RECORDS SUPPLIED.
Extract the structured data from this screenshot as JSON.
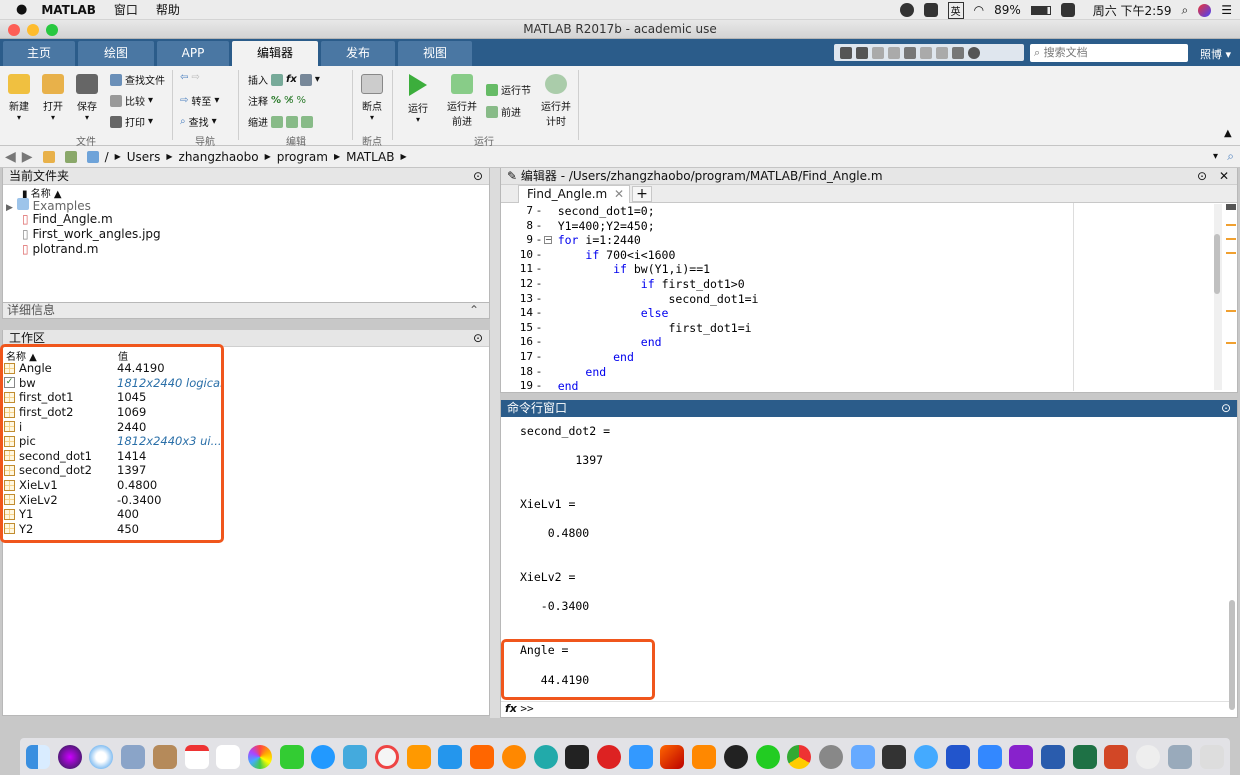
{
  "menubar": {
    "app": "MATLAB",
    "items": [
      "窗口",
      "帮助"
    ],
    "battery": "89%",
    "ime": "英",
    "datetime": "周六 下午2:59"
  },
  "window": {
    "title": "MATLAB R2017b - academic use"
  },
  "ribbon_tabs": [
    "主页",
    "绘图",
    "APP",
    "编辑器",
    "发布",
    "视图"
  ],
  "search": {
    "placeholder": "搜索文档"
  },
  "user": "照博",
  "ribbon": {
    "new": "新建",
    "open": "打开",
    "save": "保存",
    "find_files": "查找文件",
    "compare": "比较",
    "print": "打印",
    "goto": "转至",
    "find": "查找",
    "insert": "插入",
    "comment": "注释",
    "indent": "缩进",
    "breakpoints": "断点",
    "run": "运行",
    "run_advance": "运行并\n前进",
    "run_section": "运行节",
    "advance": "前进",
    "run_time": "运行并\n计时",
    "groups": [
      "文件",
      "导航",
      "编辑",
      "断点",
      "运行"
    ]
  },
  "path": [
    "/",
    "Users",
    "zhangzhaobo",
    "program",
    "MATLAB"
  ],
  "current_folder": {
    "title": "当前文件夹",
    "col": "名称 ▲",
    "items": [
      "Examples",
      "Find_Angle.m",
      "First_work_angles.jpg",
      "plotrand.m"
    ]
  },
  "details": {
    "title": "详细信息"
  },
  "workspace": {
    "title": "工作区",
    "col_name": "名称 ▲",
    "col_value": "值",
    "vars": [
      {
        "name": "Angle",
        "value": "44.4190",
        "type": "num"
      },
      {
        "name": "bw",
        "value": "1812x2440 logical",
        "type": "logical"
      },
      {
        "name": "first_dot1",
        "value": "1045",
        "type": "num"
      },
      {
        "name": "first_dot2",
        "value": "1069",
        "type": "num"
      },
      {
        "name": "i",
        "value": "2440",
        "type": "num"
      },
      {
        "name": "pic",
        "value": "1812x2440x3 ui...",
        "type": "uint"
      },
      {
        "name": "second_dot1",
        "value": "1414",
        "type": "num"
      },
      {
        "name": "second_dot2",
        "value": "1397",
        "type": "num"
      },
      {
        "name": "XieLv1",
        "value": "0.4800",
        "type": "num"
      },
      {
        "name": "XieLv2",
        "value": "-0.3400",
        "type": "num"
      },
      {
        "name": "Y1",
        "value": "400",
        "type": "num"
      },
      {
        "name": "Y2",
        "value": "450",
        "type": "num"
      }
    ]
  },
  "editor": {
    "title": "编辑器 - /Users/zhangzhaobo/program/MATLAB/Find_Angle.m",
    "tab": "Find_Angle.m",
    "lines": [
      {
        "n": "7",
        "t": "    second_dot1=0;"
      },
      {
        "n": "8",
        "t": "    Y1=400;Y2=450;"
      },
      {
        "n": "9",
        "t": "    for i=1:2440"
      },
      {
        "n": "10",
        "t": "        if 700<i<1600"
      },
      {
        "n": "11",
        "t": "            if bw(Y1,i)==1"
      },
      {
        "n": "12",
        "t": "                if first_dot1>0"
      },
      {
        "n": "13",
        "t": "                    second_dot1=i"
      },
      {
        "n": "14",
        "t": "                else"
      },
      {
        "n": "15",
        "t": "                    first_dot1=i"
      },
      {
        "n": "16",
        "t": "                end"
      },
      {
        "n": "17",
        "t": "            end"
      },
      {
        "n": "18",
        "t": "        end"
      },
      {
        "n": "19",
        "t": "    end"
      }
    ]
  },
  "command": {
    "title": "命令行窗口",
    "lines": [
      "second_dot2 =",
      "        1397",
      "XieLv1 =",
      "    0.4800",
      "XieLv2 =",
      "   -0.3400",
      "Angle =",
      "   44.4190"
    ],
    "prompt": ">>",
    "fx": "fx"
  }
}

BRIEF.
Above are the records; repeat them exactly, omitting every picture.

FINISHED EXERCISE.
Extract the structured data from this screenshot as JSON.
{
  "menubar": {
    "app": "MATLAB",
    "items": [
      "窗口",
      "帮助"
    ],
    "battery": "89%",
    "ime": "英",
    "datetime": "周六 下午2:59"
  },
  "window": {
    "title": "MATLAB R2017b - academic use"
  },
  "ribbon_tabs": [
    "主页",
    "绘图",
    "APP",
    "编辑器",
    "发布",
    "视图"
  ],
  "search": {
    "placeholder": "搜索文档"
  },
  "user": "照博",
  "ribbon": {
    "new": "新建",
    "open": "打开",
    "save": "保存",
    "find_files": "查找文件",
    "compare": "比较",
    "print": "打印",
    "goto": "转至",
    "find": "查找",
    "insert": "插入",
    "comment": "注释",
    "indent": "缩进",
    "breakpoints": "断点",
    "run": "运行",
    "run_advance": "运行并\n前进",
    "run_section": "运行节",
    "advance": "前进",
    "run_time": "运行并\n计时",
    "groups": [
      "文件",
      "导航",
      "编辑",
      "断点",
      "运行"
    ]
  },
  "path": [
    "/",
    "Users",
    "zhangzhaobo",
    "program",
    "MATLAB"
  ],
  "current_folder": {
    "title": "当前文件夹",
    "col": "名称 ▲",
    "items": [
      "Examples",
      "Find_Angle.m",
      "First_work_angles.jpg",
      "plotrand.m"
    ]
  },
  "details": {
    "title": "详细信息"
  },
  "workspace": {
    "title": "工作区",
    "col_name": "名称 ▲",
    "col_value": "值",
    "vars": [
      {
        "name": "Angle",
        "value": "44.4190",
        "type": "num"
      },
      {
        "name": "bw",
        "value": "1812x2440 logical",
        "type": "logical"
      },
      {
        "name": "first_dot1",
        "value": "1045",
        "type": "num"
      },
      {
        "name": "first_dot2",
        "value": "1069",
        "type": "num"
      },
      {
        "name": "i",
        "value": "2440",
        "type": "num"
      },
      {
        "name": "pic",
        "value": "1812x2440x3 ui...",
        "type": "uint"
      },
      {
        "name": "second_dot1",
        "value": "1414",
        "type": "num"
      },
      {
        "name": "second_dot2",
        "value": "1397",
        "type": "num"
      },
      {
        "name": "XieLv1",
        "value": "0.4800",
        "type": "num"
      },
      {
        "name": "XieLv2",
        "value": "-0.3400",
        "type": "num"
      },
      {
        "name": "Y1",
        "value": "400",
        "type": "num"
      },
      {
        "name": "Y2",
        "value": "450",
        "type": "num"
      }
    ]
  },
  "editor": {
    "title": "编辑器 - /Users/zhangzhaobo/program/MATLAB/Find_Angle.m",
    "tab": "Find_Angle.m",
    "lines": [
      {
        "n": "7",
        "t": "    second_dot1=0;"
      },
      {
        "n": "8",
        "t": "    Y1=400;Y2=450;"
      },
      {
        "n": "9",
        "t": "    for i=1:2440"
      },
      {
        "n": "10",
        "t": "        if 700<i<1600"
      },
      {
        "n": "11",
        "t": "            if bw(Y1,i)==1"
      },
      {
        "n": "12",
        "t": "                if first_dot1>0"
      },
      {
        "n": "13",
        "t": "                    second_dot1=i"
      },
      {
        "n": "14",
        "t": "                else"
      },
      {
        "n": "15",
        "t": "                    first_dot1=i"
      },
      {
        "n": "16",
        "t": "                end"
      },
      {
        "n": "17",
        "t": "            end"
      },
      {
        "n": "18",
        "t": "        end"
      },
      {
        "n": "19",
        "t": "    end"
      }
    ]
  },
  "command": {
    "title": "命令行窗口",
    "lines": [
      "second_dot2 =",
      "        1397",
      "XieLv1 =",
      "    0.4800",
      "XieLv2 =",
      "   -0.3400",
      "Angle =",
      "   44.4190"
    ],
    "prompt": ">>",
    "fx": "fx"
  }
}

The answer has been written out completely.